→ Task item: Exact reproduction is required for all entries.

[App and web page records]

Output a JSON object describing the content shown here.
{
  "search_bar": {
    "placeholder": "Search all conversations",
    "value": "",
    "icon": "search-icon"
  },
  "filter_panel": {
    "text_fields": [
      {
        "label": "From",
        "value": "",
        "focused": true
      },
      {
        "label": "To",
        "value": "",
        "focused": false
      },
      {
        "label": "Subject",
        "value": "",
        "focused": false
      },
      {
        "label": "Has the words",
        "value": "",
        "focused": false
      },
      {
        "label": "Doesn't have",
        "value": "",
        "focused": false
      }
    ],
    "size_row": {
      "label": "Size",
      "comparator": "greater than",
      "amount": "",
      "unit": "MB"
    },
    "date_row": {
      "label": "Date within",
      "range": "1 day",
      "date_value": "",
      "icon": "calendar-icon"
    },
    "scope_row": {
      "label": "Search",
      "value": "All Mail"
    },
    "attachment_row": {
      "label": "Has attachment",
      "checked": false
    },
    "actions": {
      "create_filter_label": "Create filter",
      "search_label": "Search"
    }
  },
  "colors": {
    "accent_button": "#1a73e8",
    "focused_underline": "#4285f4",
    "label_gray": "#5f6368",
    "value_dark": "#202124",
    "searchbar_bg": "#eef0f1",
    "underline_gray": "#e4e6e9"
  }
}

→ Solution:
Output a JSON object describing the content shown here.
{
  "search_bar": {
    "placeholder": "Search all conversations",
    "value": "",
    "icon": "search-icon"
  },
  "filter_panel": {
    "text_fields": [
      {
        "label": "From",
        "value": "",
        "focused": true
      },
      {
        "label": "To",
        "value": "",
        "focused": false
      },
      {
        "label": "Subject",
        "value": "",
        "focused": false
      },
      {
        "label": "Has the words",
        "value": "",
        "focused": false
      },
      {
        "label": "Doesn't have",
        "value": "",
        "focused": false
      }
    ],
    "size_row": {
      "label": "Size",
      "comparator": "greater than",
      "amount": "",
      "unit": "MB"
    },
    "date_row": {
      "label": "Date within",
      "range": "1 day",
      "date_value": "",
      "icon": "calendar-icon"
    },
    "scope_row": {
      "label": "Search",
      "value": "All Mail"
    },
    "attachment_row": {
      "label": "Has attachment",
      "checked": false
    },
    "actions": {
      "create_filter_label": "Create filter",
      "search_label": "Search"
    }
  },
  "colors": {
    "accent_button": "#1a73e8",
    "focused_underline": "#4285f4",
    "label_gray": "#5f6368",
    "value_dark": "#202124",
    "searchbar_bg": "#eef0f1",
    "underline_gray": "#e4e6e9"
  }
}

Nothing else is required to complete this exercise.